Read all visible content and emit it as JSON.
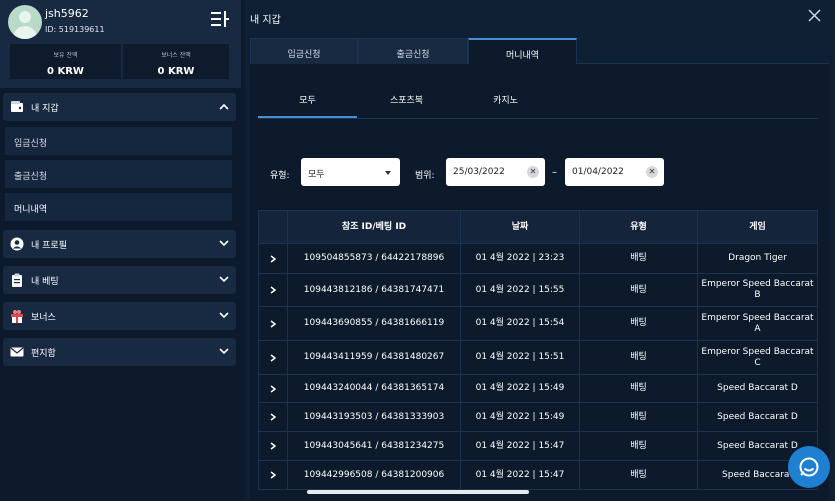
{
  "user": {
    "username": "jsh5962",
    "id_text": "ID: 519139611"
  },
  "balances": [
    {
      "label": "보유 잔액",
      "value": "0 KRW"
    },
    {
      "label": "보너스 잔액",
      "value": "0 KRW"
    }
  ],
  "nav": {
    "wallet": {
      "label": "내 지갑",
      "items": [
        "입금신청",
        "출금신청",
        "머니내역"
      ]
    },
    "profile": "내 프로필",
    "betting": "내 베팅",
    "bonus": "보너스",
    "inbox": "편지함"
  },
  "main": {
    "title": "내 지갑",
    "tabs": [
      "입금신청",
      "출금신청",
      "머니내역"
    ],
    "active_tab": "머니내역",
    "subtabs": [
      "모두",
      "스포츠북",
      "카지노"
    ],
    "filters": {
      "type_label": "유형:",
      "type_value": "모두",
      "range_label": "범위:",
      "date_from": "25/03/2022",
      "date_to": "01/04/2022",
      "range_separator": "–"
    },
    "table": {
      "headers": [
        "참조 ID/베팅 ID",
        "날짜",
        "유형",
        "게임"
      ],
      "rows": [
        {
          "ref": "109504855873 / 64422178896",
          "date": "01 4월 2022 | 23:23",
          "type": "배팅",
          "game": "Dragon Tiger"
        },
        {
          "ref": "109443812186 / 64381747471",
          "date": "01 4월 2022 | 15:55",
          "type": "배팅",
          "game": "Emperor Speed Baccarat B"
        },
        {
          "ref": "109443690855 / 64381666119",
          "date": "01 4월 2022 | 15:54",
          "type": "배팅",
          "game": "Emperor Speed Baccarat A"
        },
        {
          "ref": "109443411959 / 64381480267",
          "date": "01 4월 2022 | 15:51",
          "type": "배팅",
          "game": "Emperor Speed Baccarat C"
        },
        {
          "ref": "109443240044 / 64381365174",
          "date": "01 4월 2022 | 15:49",
          "type": "배팅",
          "game": "Speed Baccarat D"
        },
        {
          "ref": "109443193503 / 64381333903",
          "date": "01 4월 2022 | 15:49",
          "type": "배팅",
          "game": "Speed Baccarat D"
        },
        {
          "ref": "109443045641 / 64381234275",
          "date": "01 4월 2022 | 15:47",
          "type": "배팅",
          "game": "Speed Baccarat D"
        },
        {
          "ref": "109442996508 / 64381200906",
          "date": "01 4월 2022 | 15:47",
          "type": "배팅",
          "game": "Speed Baccarat"
        }
      ]
    }
  },
  "colors": {
    "accent": "#4a8fd2",
    "chat_button": "#1f7fd1",
    "panel": "#0c1a2c"
  },
  "icons": {
    "menu": "menu-icon",
    "close": "close-icon",
    "chat": "chat-icon"
  }
}
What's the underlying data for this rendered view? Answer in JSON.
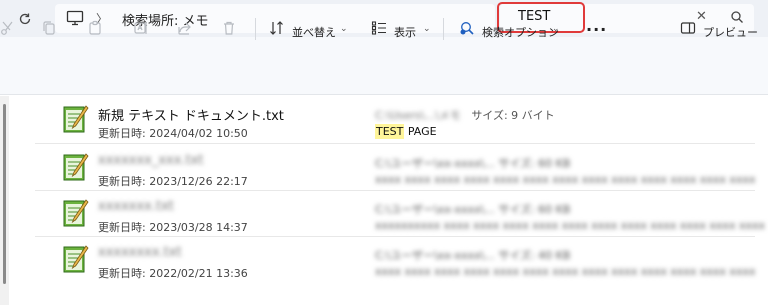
{
  "address_bar": {
    "breadcrumb": "検索場所: メモ",
    "search_value": "TEST"
  },
  "toolbar": {
    "sort_label": "並べ替え",
    "view_label": "表示",
    "search_options_label": "検索オプション",
    "preview_label": "プレビュー"
  },
  "results": [
    {
      "name": "新規 テキスト ドキュメント.txt",
      "date": "更新日時: 2024/04/02 10:50",
      "meta1_blur": "C:\\Users\\...\\メモ",
      "meta1_clear": "サイズ: 9 バイト",
      "match_highlight": "TEST",
      "match_rest": " PAGE"
    },
    {
      "name": "xxxxxxx_xxx.txt",
      "date": "更新日時: 2023/12/26 22:17",
      "meta1_blur": "C:\\ユーザー\\xx-xxxx\\...   サイズ: 60 KB",
      "meta2_blur": "xxxx xxxx xxxx xxxx xxxx xxxx xxxx xxxx xxxx xxxx xxxx xxxx xxxx"
    },
    {
      "name": "xxxxxxx.txt",
      "date": "更新日時: 2023/03/28 14:37",
      "meta1_blur": "C:\\ユーザー\\xx-xxxx\\...   サイズ: 60 KB",
      "meta2_blur": "xxxxxxxxxx xxxx xxxx xxxx xxxx xxxx xxxx xxxx xxxx xxxx xxxx xxxx"
    },
    {
      "name": "xxxxxxxx.txt",
      "date": "更新日時: 2022/02/21 13:36",
      "meta1_blur": "C:\\ユーザー\\xx-xxxx\\...   サイズ: 40 KB",
      "meta2_blur": "xxxx xxxx xxxx xxxx xxxx xxxx xxxx xxxx xxxx xxxx xxxx xxxx xxxx"
    }
  ],
  "colors": {
    "highlight_border": "#e03a3a",
    "match_highlight": "#fff59a"
  }
}
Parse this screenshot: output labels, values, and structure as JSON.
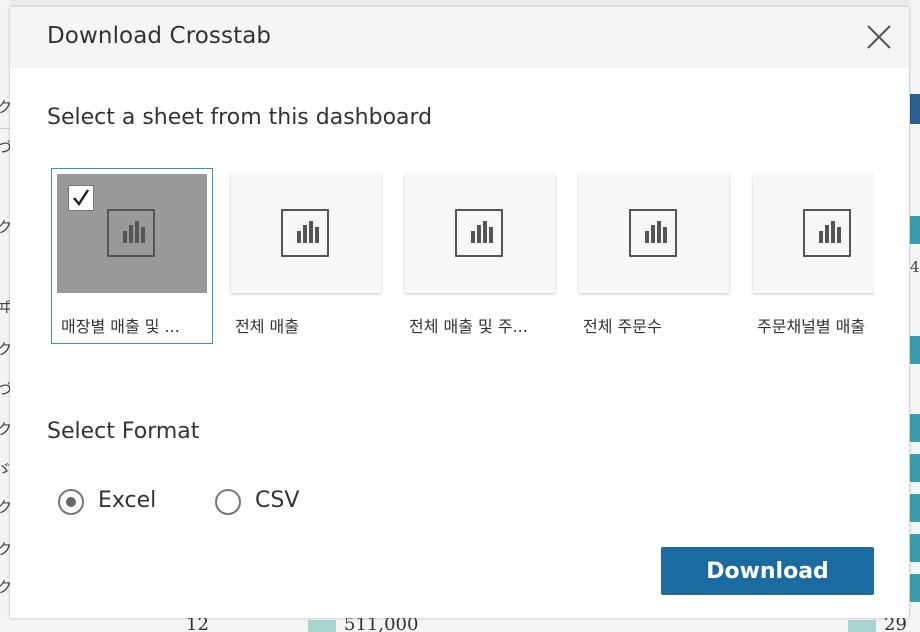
{
  "dialog": {
    "title": "Download Crosstab",
    "close_icon": "close-icon",
    "sheet_section_label": "Select a sheet from this dashboard",
    "format_section_label": "Select Format",
    "download_label": "Download"
  },
  "sheets": [
    {
      "label": "매장별 매출 및 ...",
      "selected": true,
      "icon": "bar-chart-icon"
    },
    {
      "label": "전체 매출",
      "selected": false,
      "icon": "bar-chart-icon"
    },
    {
      "label": "전체 매출 및 주...",
      "selected": false,
      "icon": "bar-chart-icon"
    },
    {
      "label": "전체 주문수",
      "selected": false,
      "icon": "bar-chart-icon"
    },
    {
      "label": "주문채널별 매출",
      "selected": false,
      "icon": "bar-chart-icon"
    }
  ],
  "formats": [
    {
      "label": "Excel",
      "checked": true
    },
    {
      "label": "CSV",
      "checked": false
    }
  ],
  "background": {
    "bottom_values": [
      "12",
      "511,000",
      "29"
    ],
    "right_edge_value": "4",
    "colors": {
      "accent_blue": "#1c6ba0",
      "selection_outline": "#3f90d9",
      "teal": "#3a9cb0",
      "light_teal": "#a8d5d0"
    }
  }
}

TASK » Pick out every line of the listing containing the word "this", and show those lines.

ANSWER »
What's the underlying data for this rendered view? Answer in JSON.
Parse this screenshot: output labels, values, and structure as JSON.
    "sheet_section_label": "Select a sheet from this dashboard",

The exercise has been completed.